╭─ Supplied data
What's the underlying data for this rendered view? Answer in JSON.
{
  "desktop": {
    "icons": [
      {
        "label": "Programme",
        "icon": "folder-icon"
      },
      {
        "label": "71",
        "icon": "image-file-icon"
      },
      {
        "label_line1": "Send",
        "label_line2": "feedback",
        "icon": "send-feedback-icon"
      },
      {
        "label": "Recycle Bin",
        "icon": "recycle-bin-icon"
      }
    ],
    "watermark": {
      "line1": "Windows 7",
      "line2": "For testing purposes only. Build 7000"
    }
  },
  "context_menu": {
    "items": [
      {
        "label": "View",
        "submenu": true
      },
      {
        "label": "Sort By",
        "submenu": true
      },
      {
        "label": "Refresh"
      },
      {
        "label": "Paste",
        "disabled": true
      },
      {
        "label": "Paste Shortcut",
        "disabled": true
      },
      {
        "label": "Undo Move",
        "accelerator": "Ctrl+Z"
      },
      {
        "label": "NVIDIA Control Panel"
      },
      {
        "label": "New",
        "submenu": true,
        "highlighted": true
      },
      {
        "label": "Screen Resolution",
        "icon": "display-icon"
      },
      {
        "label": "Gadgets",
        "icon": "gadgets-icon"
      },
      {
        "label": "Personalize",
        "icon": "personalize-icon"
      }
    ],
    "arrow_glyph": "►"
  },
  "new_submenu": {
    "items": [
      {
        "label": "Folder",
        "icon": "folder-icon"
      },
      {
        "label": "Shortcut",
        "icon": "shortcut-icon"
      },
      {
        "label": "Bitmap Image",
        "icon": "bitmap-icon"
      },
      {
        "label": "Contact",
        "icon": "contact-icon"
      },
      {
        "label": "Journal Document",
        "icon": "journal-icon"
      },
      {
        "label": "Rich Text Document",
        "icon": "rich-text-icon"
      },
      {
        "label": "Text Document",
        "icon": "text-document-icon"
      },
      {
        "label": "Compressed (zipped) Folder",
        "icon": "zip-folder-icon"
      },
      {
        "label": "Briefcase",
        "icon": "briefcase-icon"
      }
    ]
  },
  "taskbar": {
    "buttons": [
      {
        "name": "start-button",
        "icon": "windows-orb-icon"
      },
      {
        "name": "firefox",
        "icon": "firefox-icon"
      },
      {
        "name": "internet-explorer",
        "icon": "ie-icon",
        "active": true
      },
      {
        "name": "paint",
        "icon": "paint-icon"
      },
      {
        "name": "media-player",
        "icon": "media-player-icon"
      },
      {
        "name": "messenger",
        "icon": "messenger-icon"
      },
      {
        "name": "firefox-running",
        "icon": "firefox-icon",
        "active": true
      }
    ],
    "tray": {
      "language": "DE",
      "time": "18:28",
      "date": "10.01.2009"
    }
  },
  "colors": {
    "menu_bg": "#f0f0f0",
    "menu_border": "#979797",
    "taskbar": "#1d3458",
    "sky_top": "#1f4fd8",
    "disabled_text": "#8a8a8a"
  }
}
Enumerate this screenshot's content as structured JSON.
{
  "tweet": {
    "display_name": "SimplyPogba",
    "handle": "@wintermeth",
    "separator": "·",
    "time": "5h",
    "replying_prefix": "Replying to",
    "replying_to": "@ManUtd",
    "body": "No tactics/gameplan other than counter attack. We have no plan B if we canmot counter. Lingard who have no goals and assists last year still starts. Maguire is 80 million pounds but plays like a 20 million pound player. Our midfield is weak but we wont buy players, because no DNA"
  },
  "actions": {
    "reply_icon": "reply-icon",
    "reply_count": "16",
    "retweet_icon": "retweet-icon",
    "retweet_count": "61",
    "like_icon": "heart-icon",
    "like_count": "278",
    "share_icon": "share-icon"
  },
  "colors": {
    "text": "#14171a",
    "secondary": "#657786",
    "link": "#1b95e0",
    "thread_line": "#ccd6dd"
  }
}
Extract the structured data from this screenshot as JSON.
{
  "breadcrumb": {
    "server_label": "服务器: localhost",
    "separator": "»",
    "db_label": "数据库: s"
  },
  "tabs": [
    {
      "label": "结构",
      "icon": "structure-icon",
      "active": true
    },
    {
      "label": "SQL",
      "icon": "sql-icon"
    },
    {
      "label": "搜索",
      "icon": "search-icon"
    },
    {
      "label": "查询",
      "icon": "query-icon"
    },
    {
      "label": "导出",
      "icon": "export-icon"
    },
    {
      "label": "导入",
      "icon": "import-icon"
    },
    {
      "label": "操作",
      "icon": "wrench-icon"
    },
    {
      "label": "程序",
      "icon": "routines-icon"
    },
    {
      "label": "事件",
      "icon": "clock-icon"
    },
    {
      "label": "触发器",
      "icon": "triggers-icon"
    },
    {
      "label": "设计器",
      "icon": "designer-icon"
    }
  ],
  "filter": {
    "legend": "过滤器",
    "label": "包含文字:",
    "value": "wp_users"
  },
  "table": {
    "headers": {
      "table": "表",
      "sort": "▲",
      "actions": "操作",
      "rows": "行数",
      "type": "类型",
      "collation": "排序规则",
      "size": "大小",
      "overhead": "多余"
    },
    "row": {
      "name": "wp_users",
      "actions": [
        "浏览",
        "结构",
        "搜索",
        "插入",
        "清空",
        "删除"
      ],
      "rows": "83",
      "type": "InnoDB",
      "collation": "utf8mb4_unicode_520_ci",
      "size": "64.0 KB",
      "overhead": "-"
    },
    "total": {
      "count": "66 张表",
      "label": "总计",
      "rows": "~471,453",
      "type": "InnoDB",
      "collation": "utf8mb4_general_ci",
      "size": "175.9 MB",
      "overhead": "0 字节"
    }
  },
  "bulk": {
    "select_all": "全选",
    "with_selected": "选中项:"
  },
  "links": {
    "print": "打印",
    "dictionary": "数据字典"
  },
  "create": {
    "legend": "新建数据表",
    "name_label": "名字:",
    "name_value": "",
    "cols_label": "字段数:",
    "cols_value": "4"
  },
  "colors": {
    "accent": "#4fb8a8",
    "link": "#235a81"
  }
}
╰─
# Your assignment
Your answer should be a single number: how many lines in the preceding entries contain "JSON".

# Answer for the task
3